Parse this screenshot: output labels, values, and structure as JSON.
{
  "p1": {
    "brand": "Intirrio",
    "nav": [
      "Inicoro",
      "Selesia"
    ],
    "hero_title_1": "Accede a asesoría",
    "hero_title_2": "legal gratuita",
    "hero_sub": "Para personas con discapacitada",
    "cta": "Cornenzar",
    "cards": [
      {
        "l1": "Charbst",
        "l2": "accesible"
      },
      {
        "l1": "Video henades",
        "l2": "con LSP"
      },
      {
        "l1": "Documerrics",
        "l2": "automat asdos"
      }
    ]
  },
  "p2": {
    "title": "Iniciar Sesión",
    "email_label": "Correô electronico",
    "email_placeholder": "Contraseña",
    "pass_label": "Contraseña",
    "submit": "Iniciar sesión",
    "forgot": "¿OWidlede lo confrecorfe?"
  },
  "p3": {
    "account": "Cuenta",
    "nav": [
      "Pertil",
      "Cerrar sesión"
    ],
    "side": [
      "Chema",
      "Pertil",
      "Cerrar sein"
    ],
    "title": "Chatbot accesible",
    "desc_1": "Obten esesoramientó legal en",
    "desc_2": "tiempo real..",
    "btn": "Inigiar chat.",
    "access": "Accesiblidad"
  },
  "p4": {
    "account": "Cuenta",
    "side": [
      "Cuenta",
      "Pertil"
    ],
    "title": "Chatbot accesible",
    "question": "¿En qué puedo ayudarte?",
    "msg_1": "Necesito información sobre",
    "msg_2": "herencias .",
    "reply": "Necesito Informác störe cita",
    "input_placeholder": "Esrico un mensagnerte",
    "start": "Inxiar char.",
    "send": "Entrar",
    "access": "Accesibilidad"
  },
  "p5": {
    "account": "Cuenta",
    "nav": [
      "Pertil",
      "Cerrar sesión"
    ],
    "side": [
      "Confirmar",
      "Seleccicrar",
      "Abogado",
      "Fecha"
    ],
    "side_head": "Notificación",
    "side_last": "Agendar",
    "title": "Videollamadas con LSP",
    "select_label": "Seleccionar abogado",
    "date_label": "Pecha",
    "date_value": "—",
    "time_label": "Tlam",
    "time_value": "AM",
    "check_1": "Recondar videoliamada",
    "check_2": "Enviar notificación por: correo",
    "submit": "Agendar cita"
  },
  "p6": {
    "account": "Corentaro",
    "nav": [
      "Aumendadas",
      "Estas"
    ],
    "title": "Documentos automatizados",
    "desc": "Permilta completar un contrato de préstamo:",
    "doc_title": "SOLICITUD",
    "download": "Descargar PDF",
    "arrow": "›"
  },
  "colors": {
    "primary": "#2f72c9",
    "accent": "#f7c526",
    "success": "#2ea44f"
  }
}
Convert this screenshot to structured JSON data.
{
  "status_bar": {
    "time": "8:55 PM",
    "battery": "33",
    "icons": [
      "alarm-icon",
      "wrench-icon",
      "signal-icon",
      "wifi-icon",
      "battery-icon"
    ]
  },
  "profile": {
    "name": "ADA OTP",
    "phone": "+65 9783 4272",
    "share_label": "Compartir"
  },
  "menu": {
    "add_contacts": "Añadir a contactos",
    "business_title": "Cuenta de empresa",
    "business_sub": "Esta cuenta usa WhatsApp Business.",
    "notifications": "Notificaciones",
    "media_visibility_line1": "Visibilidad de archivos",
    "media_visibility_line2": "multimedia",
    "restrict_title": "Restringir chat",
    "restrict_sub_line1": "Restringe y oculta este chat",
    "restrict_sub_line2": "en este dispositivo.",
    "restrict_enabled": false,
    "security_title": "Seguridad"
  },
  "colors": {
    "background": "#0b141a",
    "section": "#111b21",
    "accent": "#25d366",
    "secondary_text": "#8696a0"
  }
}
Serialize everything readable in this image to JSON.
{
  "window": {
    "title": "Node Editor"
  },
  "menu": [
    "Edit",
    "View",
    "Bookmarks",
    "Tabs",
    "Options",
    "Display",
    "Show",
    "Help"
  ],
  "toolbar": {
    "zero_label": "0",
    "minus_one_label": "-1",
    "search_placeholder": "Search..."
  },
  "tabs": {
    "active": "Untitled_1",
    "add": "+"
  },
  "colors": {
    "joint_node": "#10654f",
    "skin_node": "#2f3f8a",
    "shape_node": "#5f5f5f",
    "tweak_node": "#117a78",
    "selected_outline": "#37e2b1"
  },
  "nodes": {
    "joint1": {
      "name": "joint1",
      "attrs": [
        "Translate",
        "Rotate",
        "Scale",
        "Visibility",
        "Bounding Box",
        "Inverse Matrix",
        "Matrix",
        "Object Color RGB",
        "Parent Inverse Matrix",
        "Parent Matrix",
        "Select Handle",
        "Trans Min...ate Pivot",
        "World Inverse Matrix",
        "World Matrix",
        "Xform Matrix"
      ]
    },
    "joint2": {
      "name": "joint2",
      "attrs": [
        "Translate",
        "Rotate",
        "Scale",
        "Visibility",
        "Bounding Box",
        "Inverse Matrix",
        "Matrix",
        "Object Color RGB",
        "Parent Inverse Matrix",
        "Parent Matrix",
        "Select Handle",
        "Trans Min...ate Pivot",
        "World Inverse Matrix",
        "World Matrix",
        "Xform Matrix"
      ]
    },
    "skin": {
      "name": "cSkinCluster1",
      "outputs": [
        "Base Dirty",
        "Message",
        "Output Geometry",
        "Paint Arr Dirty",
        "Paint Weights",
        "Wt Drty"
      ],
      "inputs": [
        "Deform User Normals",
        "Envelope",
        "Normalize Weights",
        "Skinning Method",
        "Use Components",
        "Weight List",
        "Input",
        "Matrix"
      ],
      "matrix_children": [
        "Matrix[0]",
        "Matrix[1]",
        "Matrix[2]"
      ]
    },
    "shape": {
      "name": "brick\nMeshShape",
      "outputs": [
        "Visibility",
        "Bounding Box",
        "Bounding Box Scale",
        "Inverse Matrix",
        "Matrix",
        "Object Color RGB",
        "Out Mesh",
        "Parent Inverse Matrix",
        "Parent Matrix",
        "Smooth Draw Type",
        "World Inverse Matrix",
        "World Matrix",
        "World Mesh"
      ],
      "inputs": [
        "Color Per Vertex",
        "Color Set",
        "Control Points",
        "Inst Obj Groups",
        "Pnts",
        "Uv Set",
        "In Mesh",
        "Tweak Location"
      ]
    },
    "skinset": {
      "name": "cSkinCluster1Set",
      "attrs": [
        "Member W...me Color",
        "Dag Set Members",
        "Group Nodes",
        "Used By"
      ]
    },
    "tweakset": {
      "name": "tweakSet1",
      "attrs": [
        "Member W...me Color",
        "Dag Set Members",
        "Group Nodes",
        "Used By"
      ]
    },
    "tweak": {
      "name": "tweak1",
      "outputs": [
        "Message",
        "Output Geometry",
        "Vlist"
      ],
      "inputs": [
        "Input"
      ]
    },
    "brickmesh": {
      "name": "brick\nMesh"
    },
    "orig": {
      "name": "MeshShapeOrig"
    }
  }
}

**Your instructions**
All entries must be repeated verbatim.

**Solved problem**
Parse this screenshot: output labels, values, and structure as JSON.
{
  "p1": {
    "brand": "Intirrio",
    "nav": [
      "Inicoro",
      "Selesia"
    ],
    "hero_title_1": "Accede a asesoría",
    "hero_title_2": "legal gratuita",
    "hero_sub": "Para personas con discapacitada",
    "cta": "Cornenzar",
    "cards": [
      {
        "l1": "Charbst",
        "l2": "accesible"
      },
      {
        "l1": "Video henades",
        "l2": "con LSP"
      },
      {
        "l1": "Documerrics",
        "l2": "automat asdos"
      }
    ]
  },
  "p2": {
    "title": "Iniciar Sesión",
    "email_label": "Correô electronico",
    "email_placeholder": "Contraseña",
    "pass_label": "Contraseña",
    "submit": "Iniciar sesión",
    "forgot": "¿OWidlede lo confrecorfe?"
  },
  "p3": {
    "account": "Cuenta",
    "nav": [
      "Pertil",
      "Cerrar sesión"
    ],
    "side": [
      "Chema",
      "Pertil",
      "Cerrar sein"
    ],
    "title": "Chatbot accesible",
    "desc_1": "Obten esesoramientó legal en",
    "desc_2": "tiempo real..",
    "btn": "Inigiar chat.",
    "access": "Accesiblidad"
  },
  "p4": {
    "account": "Cuenta",
    "side": [
      "Cuenta",
      "Pertil"
    ],
    "title": "Chatbot accesible",
    "question": "¿En qué puedo ayudarte?",
    "msg_1": "Necesito información sobre",
    "msg_2": "herencias .",
    "reply": "Necesito Informác störe cita",
    "input_placeholder": "Esrico un mensagnerte",
    "start": "Inxiar char.",
    "send": "Entrar",
    "access": "Accesibilidad"
  },
  "p5": {
    "account": "Cuenta",
    "nav": [
      "Pertil",
      "Cerrar sesión"
    ],
    "side": [
      "Confirmar",
      "Seleccicrar",
      "Abogado",
      "Fecha"
    ],
    "side_head": "Notificación",
    "side_last": "Agendar",
    "title": "Videollamadas con LSP",
    "select_label": "Seleccionar abogado",
    "date_label": "Pecha",
    "date_value": "—",
    "time_label": "Tlam",
    "time_value": "AM",
    "check_1": "Recondar videoliamada",
    "check_2": "Enviar notificación por: correo",
    "submit": "Agendar cita"
  },
  "p6": {
    "account": "Corentaro",
    "nav": [
      "Aumendadas",
      "Estas"
    ],
    "title": "Documentos automatizados",
    "desc": "Permilta completar un contrato de préstamo:",
    "doc_title": "SOLICITUD",
    "download": "Descargar PDF",
    "arrow": "›"
  },
  "colors": {
    "primary": "#2f72c9",
    "accent": "#f7c526",
    "success": "#2ea44f"
  }
}
Convert this screenshot to structured JSON data.
{
  "status_bar": {
    "time": "8:55 PM",
    "battery": "33",
    "icons": [
      "alarm-icon",
      "wrench-icon",
      "signal-icon",
      "wifi-icon",
      "battery-icon"
    ]
  },
  "profile": {
    "name": "ADA OTP",
    "phone": "+65 9783 4272",
    "share_label": "Compartir"
  },
  "menu": {
    "add_contacts": "Añadir a contactos",
    "business_title": "Cuenta de empresa",
    "business_sub": "Esta cuenta usa WhatsApp Business.",
    "notifications": "Notificaciones",
    "media_visibility_line1": "Visibilidad de archivos",
    "media_visibility_line2": "multimedia",
    "restrict_title": "Restringir chat",
    "restrict_sub_line1": "Restringe y oculta este chat",
    "restrict_sub_line2": "en este dispositivo.",
    "restrict_enabled": false,
    "security_title": "Seguridad"
  },
  "colors": {
    "background": "#0b141a",
    "section": "#111b21",
    "accent": "#25d366",
    "secondary_text": "#8696a0"
  }
}
Serialize everything readable in this image to JSON.
{
  "window": {
    "title": "Node Editor"
  },
  "menu": [
    "Edit",
    "View",
    "Bookmarks",
    "Tabs",
    "Options",
    "Display",
    "Show",
    "Help"
  ],
  "toolbar": {
    "zero_label": "0",
    "minus_one_label": "-1",
    "search_placeholder": "Search..."
  },
  "tabs": {
    "active": "Untitled_1",
    "add": "+"
  },
  "colors": {
    "joint_node": "#10654f",
    "skin_node": "#2f3f8a",
    "shape_node": "#5f5f5f",
    "tweak_node": "#117a78",
    "selected_outline": "#37e2b1"
  },
  "nodes": {
    "joint1": {
      "name": "joint1",
      "attrs": [
        "Translate",
        "Rotate",
        "Scale",
        "Visibility",
        "Bounding Box",
        "Inverse Matrix",
        "Matrix",
        "Object Color RGB",
        "Parent Inverse Matrix",
        "Parent Matrix",
        "Select Handle",
        "Trans Min...ate Pivot",
        "World Inverse Matrix",
        "World Matrix",
        "Xform Matrix"
      ]
    },
    "joint2": {
      "name": "joint2",
      "attrs": [
        "Translate",
        "Rotate",
        "Scale",
        "Visibility",
        "Bounding Box",
        "Inverse Matrix",
        "Matrix",
        "Object Color RGB",
        "Parent Inverse Matrix",
        "Parent Matrix",
        "Select Handle",
        "Trans Min...ate Pivot",
        "World Inverse Matrix",
        "World Matrix",
        "Xform Matrix"
      ]
    },
    "skin": {
      "name": "cSkinCluster1",
      "outputs": [
        "Base Dirty",
        "Message",
        "Output Geometry",
        "Paint Arr Dirty",
        "Paint Weights",
        "Wt Drty"
      ],
      "inputs": [
        "Deform User Normals",
        "Envelope",
        "Normalize Weights",
        "Skinning Method",
        "Use Components",
        "Weight List",
        "Input",
        "Matrix"
      ],
      "matrix_children": [
        "Matrix[0]",
        "Matrix[1]",
        "Matrix[2]"
      ]
    },
    "shape": {
      "name": "brick\nMeshShape",
      "outputs": [
        "Visibility",
        "Bounding Box",
        "Bounding Box Scale",
        "Inverse Matrix",
        "Matrix",
        "Object Color RGB",
        "Out Mesh",
        "Parent Inverse Matrix",
        "Parent Matrix",
        "Smooth Draw Type",
        "World Inverse Matrix",
        "World Matrix",
        "World Mesh"
      ],
      "inputs": [
        "Color Per Vertex",
        "Color Set",
        "Control Points",
        "Inst Obj Groups",
        "Pnts",
        "Uv Set",
        "In Mesh",
        "Tweak Location"
      ]
    },
    "skinset": {
      "name": "cSkinCluster1Set",
      "attrs": [
        "Member W...me Color",
        "Dag Set Members",
        "Group Nodes",
        "Used By"
      ]
    },
    "tweakset": {
      "name": "tweakSet1",
      "attrs": [
        "Member W...me Color",
        "Dag Set Members",
        "Group Nodes",
        "Used By"
      ]
    },
    "tweak": {
      "name": "tweak1",
      "outputs": [
        "Message",
        "Output Geometry",
        "Vlist"
      ],
      "inputs": [
        "Input"
      ]
    },
    "brickmesh": {
      "name": "brick\nMesh"
    },
    "orig": {
      "name": "MeshShapeOrig"
    }
  }
}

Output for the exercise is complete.